This is a week of profound grief — and revolutionary love.
Fifteen years ago today, my family friend and uncle Balbir Singh Sodhi was shot and killed as the first person murdered in a hate crime after 9/11. The site of his death in Phoenix, Arizona is a Second Ground Zero — a place to honor the thousands of people who have been harmed or killed by hate since 9/15.
This Sunday on 9/11, I spent the morning at Ground Zero with my friend Kerri Kelly. Her stepfather was fireman Lt. Joe Leavey who was killed rushing up flights of stairs to save people on 9/11. We ran our hands over his engraved name at the memorial pool and listened to a recording of his voice recovered in the rubble. His last words were “I’ll be right up.” I held her hand and wept.
Kerri is tired of people killing in her father’s name. And so today, we’re joining the Sodhi family in Phoenix to reclaim the hate of 9/11 and 9/15 for revolutionary love. It begins with our stories — here’s how you can join us:
1. Watch DIVIDED WE FALL for FREE today — a film that tells Balbir Sodhi’s story, then sign up to show the film in your classroom, campus, or community — anytime between now and Election Day. You will be joining 80 sites across America in a nationwide dialogue on revolutionary love!
2. TODAY at 6:30pm PT, tune in to Facebook where Kerri and I will be broadcasting live with Rana Sodhi and his family. You can also jump on Twitter with us from noon-2pm PT / 3pm-5pm ET to honor Balbir Sodhi and all who have been killed in hate since 9/11. Use the hashtag #Remember9/15.
3. Get your ticket for the Together Tour. Next month, Kerri and I are taking our message on the road to 6 cities across the U.S. to inspire storytelling, healing, and social action on the eve of the election.I’ll be sharing the stage with women visionaries Glennon Doyle Melton, Seane Corn, and Rev. Jacqui Lewis; Kerri is organizing the tour behind-the-scenes. We are coming to Portland, Los Angeles, Chicago, New York City, Atlanta, and Denver.
This election season, too many have been emboldened to act on their hate.
After Balbir Singh Sodhi was killed, his family hung a single handmade sign over the doorway of his gas station: EVIL TRIUMPHS WHEN GOOD PEOPLE DO NOTHING.
Today, in the memory of Lt. Joe Leavey, Balbir Sodhi, and all we have lost in the last 15 years, let us embolden one another to act with courage, love, and relentless optimism.
Valarie + the Fellows of the Revolutionary Love Project

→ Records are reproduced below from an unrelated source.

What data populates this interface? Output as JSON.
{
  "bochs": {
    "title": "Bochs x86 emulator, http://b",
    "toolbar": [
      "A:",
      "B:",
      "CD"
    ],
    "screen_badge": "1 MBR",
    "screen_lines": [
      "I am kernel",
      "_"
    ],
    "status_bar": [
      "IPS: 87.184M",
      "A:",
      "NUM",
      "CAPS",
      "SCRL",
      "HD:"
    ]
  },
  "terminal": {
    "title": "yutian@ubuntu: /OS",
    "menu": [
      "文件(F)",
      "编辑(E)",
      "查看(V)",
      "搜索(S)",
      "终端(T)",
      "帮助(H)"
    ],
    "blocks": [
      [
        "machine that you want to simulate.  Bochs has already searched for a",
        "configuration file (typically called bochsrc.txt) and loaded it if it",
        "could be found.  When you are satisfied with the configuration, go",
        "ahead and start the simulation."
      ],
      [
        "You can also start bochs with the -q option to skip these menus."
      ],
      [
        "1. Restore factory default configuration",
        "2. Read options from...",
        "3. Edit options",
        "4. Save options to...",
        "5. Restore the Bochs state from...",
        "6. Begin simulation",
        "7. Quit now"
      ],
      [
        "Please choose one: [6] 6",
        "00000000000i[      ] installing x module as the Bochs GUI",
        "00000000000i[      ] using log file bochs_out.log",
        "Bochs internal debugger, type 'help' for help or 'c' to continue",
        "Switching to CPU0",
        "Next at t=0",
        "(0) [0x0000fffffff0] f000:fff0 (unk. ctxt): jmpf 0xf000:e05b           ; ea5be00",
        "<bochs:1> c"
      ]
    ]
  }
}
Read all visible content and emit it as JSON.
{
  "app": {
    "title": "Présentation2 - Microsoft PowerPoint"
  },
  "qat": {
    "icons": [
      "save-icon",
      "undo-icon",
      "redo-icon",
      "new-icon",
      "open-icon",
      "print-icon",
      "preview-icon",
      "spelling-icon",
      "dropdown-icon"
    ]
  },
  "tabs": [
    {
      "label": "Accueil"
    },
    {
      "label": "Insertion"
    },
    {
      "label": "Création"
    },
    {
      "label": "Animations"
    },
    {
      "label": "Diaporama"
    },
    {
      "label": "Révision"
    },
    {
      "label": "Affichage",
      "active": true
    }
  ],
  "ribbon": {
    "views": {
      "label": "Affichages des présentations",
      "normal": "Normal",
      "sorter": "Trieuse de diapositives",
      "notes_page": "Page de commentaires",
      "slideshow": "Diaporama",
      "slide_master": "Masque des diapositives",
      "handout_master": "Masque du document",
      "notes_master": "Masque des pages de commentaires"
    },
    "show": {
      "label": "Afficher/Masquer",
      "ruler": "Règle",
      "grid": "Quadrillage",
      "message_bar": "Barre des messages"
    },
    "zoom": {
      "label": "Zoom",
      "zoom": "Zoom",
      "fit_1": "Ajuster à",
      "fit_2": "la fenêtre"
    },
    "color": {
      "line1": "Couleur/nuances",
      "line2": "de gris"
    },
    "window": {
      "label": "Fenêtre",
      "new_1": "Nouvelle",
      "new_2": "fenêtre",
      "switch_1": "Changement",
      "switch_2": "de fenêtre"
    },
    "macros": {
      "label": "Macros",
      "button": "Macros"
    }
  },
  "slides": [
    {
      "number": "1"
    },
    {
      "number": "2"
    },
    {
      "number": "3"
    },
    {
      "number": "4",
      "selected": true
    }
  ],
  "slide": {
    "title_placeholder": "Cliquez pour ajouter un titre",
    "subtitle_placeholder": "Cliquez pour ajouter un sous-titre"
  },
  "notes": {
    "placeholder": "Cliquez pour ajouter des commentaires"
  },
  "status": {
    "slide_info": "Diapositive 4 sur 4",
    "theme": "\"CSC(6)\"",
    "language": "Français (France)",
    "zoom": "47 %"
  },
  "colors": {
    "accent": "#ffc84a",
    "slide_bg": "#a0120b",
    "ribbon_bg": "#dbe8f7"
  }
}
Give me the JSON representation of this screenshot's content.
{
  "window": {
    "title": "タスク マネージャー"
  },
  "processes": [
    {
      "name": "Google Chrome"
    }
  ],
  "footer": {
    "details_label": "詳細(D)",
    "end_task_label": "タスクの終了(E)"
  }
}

P.S. For a dose of inspiration: You can read Balbir’s brother Rana Sodhi’s beautiful essay in CNN today: “Love: The best tool for combatting hate.” You can also hear me tell this story on PRI’s The World: “In an era of ‘enormous rage,’ I’m still finding love in America.” And listen to Kerri and I tell our story here –broadcasting on Facebook Live from Ground Zero AND in the pulpit of Middle Church in NYC on the 9/11 anniversary on Sunday.
DIVIDED WE FALL tells the heart-wrenching story of Balbir Singh Sodhi and hundreds of others in the aftermath of 9/11. It shows how communities responded to devastating hate with #revolutionarylove.
We thought the film would capture a chapter in US history, a brief explosion of hate toward Muslim and Sikh Americans. But fifteen years later, hate and mass violence are once again part of our daily lives. In this crucial election year, our communities are five times more likely to be targets of hate crimes than we were before 9/11.
Since 2008, DIVIDED WE FALL has inspired brave new dialogue in classrooms and communities on racism, hate, and healing. Our nation needs this dialogue now more than ever. That’s why the Revolutionary Love Project is teaming with the Sikh Coalition to bring you the film and dialogue tools for free.
There are already 80 screenings and dialogues planned, and with your help we can reach our goal of 100 events across the country before the election. We will provide you with the film as well as a dialogue guide to help your congregation, classroom, family and friends join a coast-to-coast discussion on #revolutionarylove.